A series premiere
Alongside the company’s new Nexus 6 and Nexus 9, and to coincide with the launch of its long-awaited Android 5.0 Lollipop operating system, Google introduced the world’s first streaming set-top box running Android TV. Called the Nexus Player, the circular puck inherited industrial design cues from the Nexus Q and will retail for $99, in the range of Apple TV and Fire TV competitors. The Player is compatible with Lollipop devices and was designed to support existing Google Cast capabilities from Android apps and Chrome extensions, meaning early adopters could instantly begin streaming content from their existing devices.
The Nexus Player borrows voice search capabilities from Amazon’s Fire TV and offers a standalone video game controller for separate purchase, powering a fledgling ecosystem of Android-based console games. Coupled with playhead synchronization features to allow viewers to pick up where they left off on any of their connected Android devices, the Nexus Player occupies a desperately needed middle ground to pull Google’s media offerings closer together.

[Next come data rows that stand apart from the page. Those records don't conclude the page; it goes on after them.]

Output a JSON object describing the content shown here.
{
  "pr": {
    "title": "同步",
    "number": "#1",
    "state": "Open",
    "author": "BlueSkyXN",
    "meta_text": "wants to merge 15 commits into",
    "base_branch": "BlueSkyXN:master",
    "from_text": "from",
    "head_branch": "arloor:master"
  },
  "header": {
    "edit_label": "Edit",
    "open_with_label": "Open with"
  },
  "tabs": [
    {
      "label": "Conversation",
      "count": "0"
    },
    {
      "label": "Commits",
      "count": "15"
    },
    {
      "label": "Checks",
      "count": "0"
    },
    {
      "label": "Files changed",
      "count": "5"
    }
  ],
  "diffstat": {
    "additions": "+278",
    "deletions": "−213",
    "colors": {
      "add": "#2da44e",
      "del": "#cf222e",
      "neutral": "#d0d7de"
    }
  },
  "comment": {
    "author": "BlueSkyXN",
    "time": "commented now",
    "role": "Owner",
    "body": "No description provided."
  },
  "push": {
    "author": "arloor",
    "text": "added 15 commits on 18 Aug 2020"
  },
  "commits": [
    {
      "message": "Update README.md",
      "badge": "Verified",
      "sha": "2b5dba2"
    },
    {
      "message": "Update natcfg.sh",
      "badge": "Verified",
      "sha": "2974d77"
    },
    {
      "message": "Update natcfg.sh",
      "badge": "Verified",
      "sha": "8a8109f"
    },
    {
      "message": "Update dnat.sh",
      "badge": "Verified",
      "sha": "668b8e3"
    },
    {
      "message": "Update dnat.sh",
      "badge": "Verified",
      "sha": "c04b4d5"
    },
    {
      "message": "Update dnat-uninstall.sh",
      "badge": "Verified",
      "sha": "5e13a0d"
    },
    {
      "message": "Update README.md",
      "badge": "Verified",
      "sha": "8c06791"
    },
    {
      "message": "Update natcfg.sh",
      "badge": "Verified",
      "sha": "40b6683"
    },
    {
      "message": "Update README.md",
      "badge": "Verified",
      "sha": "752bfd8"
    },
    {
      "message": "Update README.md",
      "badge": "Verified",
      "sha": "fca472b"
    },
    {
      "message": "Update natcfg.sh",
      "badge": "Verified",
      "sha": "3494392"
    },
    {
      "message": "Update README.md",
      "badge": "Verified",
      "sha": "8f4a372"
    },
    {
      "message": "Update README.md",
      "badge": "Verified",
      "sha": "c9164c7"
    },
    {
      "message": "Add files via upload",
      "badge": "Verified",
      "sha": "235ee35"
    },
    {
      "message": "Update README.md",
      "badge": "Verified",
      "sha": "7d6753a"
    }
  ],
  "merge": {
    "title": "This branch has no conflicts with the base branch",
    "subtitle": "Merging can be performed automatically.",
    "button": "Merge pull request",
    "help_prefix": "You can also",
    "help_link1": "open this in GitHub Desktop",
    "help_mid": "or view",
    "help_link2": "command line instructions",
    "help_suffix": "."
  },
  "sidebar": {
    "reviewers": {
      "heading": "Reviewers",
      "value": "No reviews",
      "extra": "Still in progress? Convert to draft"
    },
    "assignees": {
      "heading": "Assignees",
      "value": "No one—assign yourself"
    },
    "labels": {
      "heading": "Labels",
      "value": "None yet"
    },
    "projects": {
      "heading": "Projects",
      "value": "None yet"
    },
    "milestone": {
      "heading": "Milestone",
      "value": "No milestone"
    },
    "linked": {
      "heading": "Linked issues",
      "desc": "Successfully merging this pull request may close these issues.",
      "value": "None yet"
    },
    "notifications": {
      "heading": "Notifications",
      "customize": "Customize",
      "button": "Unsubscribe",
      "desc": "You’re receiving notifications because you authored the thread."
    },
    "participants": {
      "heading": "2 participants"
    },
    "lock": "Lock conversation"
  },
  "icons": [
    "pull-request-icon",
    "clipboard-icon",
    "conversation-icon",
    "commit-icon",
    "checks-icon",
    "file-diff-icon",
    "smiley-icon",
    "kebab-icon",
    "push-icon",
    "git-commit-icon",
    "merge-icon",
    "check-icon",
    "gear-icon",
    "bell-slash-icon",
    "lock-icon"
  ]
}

There’s no telling whether Nexus Player will see the widespread success of Chromecast or follow in the footsteps of its Google TV predecessors, but the new iteration fills a blind spot for Google Play’s up-and-coming media empire. As viewers’ expectations of streaming products and content availability continue to evolve, Nexus Player’s inclusion of quick voice search features and Android integrations could place it ahead of the pack. An interesting strategic decision means Google Cast works across mobile platforms, preventing the kind of OS lock-in that AirPlay brings to iOS. This means that any smartphone user, Android and iOS alike, could pick up a Nexus Player and begin exploring—now it’s up to Google Play to make them want to.